Segment Start: Data to examine
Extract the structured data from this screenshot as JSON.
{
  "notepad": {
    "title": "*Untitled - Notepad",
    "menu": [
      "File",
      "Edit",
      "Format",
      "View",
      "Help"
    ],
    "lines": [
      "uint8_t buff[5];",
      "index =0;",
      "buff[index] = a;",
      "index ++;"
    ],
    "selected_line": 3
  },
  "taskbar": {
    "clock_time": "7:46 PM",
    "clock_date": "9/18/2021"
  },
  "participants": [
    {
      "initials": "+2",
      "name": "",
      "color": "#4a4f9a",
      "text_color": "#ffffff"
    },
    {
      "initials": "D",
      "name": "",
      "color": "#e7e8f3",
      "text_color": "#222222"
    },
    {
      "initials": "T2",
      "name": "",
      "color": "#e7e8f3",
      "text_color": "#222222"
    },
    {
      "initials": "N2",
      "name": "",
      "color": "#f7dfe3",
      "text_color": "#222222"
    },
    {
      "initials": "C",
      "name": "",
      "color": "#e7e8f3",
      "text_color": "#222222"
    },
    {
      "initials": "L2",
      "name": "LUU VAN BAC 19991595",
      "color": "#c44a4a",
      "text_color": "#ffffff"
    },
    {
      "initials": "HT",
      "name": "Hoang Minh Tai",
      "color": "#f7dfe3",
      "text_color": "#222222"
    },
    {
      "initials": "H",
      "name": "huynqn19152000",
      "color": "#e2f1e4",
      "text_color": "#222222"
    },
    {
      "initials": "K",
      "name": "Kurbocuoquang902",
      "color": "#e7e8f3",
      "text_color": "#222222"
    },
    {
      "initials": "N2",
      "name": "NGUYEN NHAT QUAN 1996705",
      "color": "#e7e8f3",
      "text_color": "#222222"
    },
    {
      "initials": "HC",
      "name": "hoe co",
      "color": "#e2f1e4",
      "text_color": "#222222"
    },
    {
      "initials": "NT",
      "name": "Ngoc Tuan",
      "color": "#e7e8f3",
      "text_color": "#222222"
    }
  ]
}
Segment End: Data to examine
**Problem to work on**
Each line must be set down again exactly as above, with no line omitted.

**Response**
Extract the structured data from this screenshot as JSON.
{
  "notepad": {
    "title": "*Untitled - Notepad",
    "menu": [
      "File",
      "Edit",
      "Format",
      "View",
      "Help"
    ],
    "lines": [
      "uint8_t buff[5];",
      "index =0;",
      "buff[index] = a;",
      "index ++;"
    ],
    "selected_line": 3
  },
  "taskbar": {
    "clock_time": "7:46 PM",
    "clock_date": "9/18/2021"
  },
  "participants": [
    {
      "initials": "+2",
      "name": "",
      "color": "#4a4f9a",
      "text_color": "#ffffff"
    },
    {
      "initials": "D",
      "name": "",
      "color": "#e7e8f3",
      "text_color": "#222222"
    },
    {
      "initials": "T2",
      "name": "",
      "color": "#e7e8f3",
      "text_color": "#222222"
    },
    {
      "initials": "N2",
      "name": "",
      "color": "#f7dfe3",
      "text_color": "#222222"
    },
    {
      "initials": "C",
      "name": "",
      "color": "#e7e8f3",
      "text_color": "#222222"
    },
    {
      "initials": "L2",
      "name": "LUU VAN BAC 19991595",
      "color": "#c44a4a",
      "text_color": "#ffffff"
    },
    {
      "initials": "HT",
      "name": "Hoang Minh Tai",
      "color": "#f7dfe3",
      "text_color": "#222222"
    },
    {
      "initials": "H",
      "name": "huynqn19152000",
      "color": "#e2f1e4",
      "text_color": "#222222"
    },
    {
      "initials": "K",
      "name": "Kurbocuoquang902",
      "color": "#e7e8f3",
      "text_color": "#222222"
    },
    {
      "initials": "N2",
      "name": "NGUYEN NHAT QUAN 1996705",
      "color": "#e7e8f3",
      "text_color": "#222222"
    },
    {
      "initials": "HC",
      "name": "hoe co",
      "color": "#e2f1e4",
      "text_color": "#222222"
    },
    {
      "initials": "NT",
      "name": "Ngoc Tuan",
      "color": "#e7e8f3",
      "text_color": "#222222"
    }
  ]
}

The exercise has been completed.